Step One: Identify Learning Outcomes
Ask yourself: what are the most important things a student should know or be able to do or demonstrate after completing your program?
As you answer this question for yourself, make the learning outcomes you identify as specific, focused and clear as possible. Importantly, the learning outcomes should be measurable.
Read more about learning outcomes in Writing Learning Outcomes for Your Programs/Services (PDF) from Michael Shutt, PhD.
Step Two: Ask the Right Questions
To determine which questions to include in your assessment, ask yourself: What decisions need to be made? What information do we need to inform these decisions?
In your survey, start with questions that are easy to answer, straightforward and uncomplicated. Such questions may include: year in school, academic major or other factual information. Place sensitive information later in the assessment.
To learn more how to write good survey questions, sign up for the Assessment 101 workshop.
Step Three: Create Your Assessment Instrument
Online surveys are a fast and inexpensive way to collect a lot of data. Washington University subscribes to Campus Labs, an online survey provider that streamlines survey creation, administration and data analysis. Campus Labs automatically analyzes quantitative data and presents it in graphs that are easy to download or copy into presentations. This service is available to anyone collecting data relevant to undergraduate students at Washington University. Surveys can be created in Microsoft Word and uploaded to Campus Labs.
To learn more about the utility of Campus Labs, sign up for the Intro to Campus Labs workshop.
Step Four: Identify your participants and administer your assessment
Usually, you can get the information you are looking for by asking a small subset of the population instead of everyone. CAUSE now maintains a database that keeps track of which students are sent which surveys to minimize the frequency with which any individual student is sent a survey request.
To ensure that your assessment is not “competing” with others, upload your assessment to the assessment calendar and see what else is going out—and to whom—at that time.
Step Five: Analyze your data and report your findings
The final step in the assessment process is reviewing your data and gathering insights from what you have learned.
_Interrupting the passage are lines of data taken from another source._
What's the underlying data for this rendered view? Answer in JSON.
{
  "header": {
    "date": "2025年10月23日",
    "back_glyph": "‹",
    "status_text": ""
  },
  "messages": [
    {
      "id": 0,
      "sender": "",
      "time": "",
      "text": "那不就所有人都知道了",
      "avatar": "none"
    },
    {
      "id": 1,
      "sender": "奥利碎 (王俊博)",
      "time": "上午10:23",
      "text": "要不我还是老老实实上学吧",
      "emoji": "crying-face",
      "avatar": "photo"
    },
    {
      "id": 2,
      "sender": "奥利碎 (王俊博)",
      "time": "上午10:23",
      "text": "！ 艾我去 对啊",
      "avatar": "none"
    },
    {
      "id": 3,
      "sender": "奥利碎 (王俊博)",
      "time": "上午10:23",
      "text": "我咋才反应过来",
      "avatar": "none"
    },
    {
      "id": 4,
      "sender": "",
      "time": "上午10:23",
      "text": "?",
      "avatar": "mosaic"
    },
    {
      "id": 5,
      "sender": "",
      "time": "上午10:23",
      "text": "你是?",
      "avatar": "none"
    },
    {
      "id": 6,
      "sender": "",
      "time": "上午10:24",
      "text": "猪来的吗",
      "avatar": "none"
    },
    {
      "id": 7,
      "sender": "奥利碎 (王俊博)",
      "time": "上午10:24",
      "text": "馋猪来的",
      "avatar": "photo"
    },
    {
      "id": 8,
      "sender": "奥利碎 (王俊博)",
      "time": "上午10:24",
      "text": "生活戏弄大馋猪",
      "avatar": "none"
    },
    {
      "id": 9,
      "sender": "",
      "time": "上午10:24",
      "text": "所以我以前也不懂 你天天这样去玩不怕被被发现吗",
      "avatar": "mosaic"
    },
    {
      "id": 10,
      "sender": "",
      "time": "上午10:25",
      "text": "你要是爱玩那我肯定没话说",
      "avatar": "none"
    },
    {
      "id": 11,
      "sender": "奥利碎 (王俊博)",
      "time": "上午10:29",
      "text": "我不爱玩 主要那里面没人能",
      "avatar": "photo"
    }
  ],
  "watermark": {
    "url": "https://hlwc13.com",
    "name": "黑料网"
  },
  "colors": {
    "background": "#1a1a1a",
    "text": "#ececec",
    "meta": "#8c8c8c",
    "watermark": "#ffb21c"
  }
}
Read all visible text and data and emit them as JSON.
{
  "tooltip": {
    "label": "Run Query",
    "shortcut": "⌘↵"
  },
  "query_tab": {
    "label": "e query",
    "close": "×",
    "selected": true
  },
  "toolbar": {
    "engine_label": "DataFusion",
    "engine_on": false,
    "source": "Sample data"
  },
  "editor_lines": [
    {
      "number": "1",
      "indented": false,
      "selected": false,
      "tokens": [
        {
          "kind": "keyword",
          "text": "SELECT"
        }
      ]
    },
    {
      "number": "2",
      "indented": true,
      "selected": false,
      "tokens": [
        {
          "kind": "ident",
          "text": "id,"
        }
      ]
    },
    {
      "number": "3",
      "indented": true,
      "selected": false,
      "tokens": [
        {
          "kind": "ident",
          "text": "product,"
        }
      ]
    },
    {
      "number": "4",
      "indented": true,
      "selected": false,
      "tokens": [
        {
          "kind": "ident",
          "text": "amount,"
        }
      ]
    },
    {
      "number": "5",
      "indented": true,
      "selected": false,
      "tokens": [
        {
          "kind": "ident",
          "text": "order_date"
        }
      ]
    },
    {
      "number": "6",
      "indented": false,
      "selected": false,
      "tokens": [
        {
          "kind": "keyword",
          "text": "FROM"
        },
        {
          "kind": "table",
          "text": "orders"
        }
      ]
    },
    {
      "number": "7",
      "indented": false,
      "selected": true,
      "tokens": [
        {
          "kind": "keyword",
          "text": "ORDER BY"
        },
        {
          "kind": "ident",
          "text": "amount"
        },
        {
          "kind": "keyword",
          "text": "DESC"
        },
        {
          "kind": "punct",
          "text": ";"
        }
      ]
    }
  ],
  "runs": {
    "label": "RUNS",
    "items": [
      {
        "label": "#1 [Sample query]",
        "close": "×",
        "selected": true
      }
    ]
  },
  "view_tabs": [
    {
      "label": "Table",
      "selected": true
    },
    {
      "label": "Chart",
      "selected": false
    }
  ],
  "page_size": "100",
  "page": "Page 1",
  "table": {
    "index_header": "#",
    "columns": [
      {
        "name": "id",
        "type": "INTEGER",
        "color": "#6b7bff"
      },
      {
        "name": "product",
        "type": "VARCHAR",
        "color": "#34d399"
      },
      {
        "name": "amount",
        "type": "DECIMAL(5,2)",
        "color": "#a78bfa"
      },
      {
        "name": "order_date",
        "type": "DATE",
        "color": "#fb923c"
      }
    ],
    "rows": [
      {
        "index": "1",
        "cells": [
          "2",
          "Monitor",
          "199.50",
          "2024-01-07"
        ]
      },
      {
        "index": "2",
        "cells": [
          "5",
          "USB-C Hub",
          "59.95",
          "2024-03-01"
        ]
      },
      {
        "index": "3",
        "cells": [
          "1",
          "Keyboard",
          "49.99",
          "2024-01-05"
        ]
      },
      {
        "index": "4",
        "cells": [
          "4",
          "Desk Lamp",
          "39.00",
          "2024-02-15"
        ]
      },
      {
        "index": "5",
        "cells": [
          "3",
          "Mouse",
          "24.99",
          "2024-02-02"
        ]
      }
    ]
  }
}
If you would like guidance on what to do with your findings or practice talking about them, feel free to stop by a CAUSE meeting to get feedback from committee members. We meet every other Friday from 10:30 a.m.-12 p.m.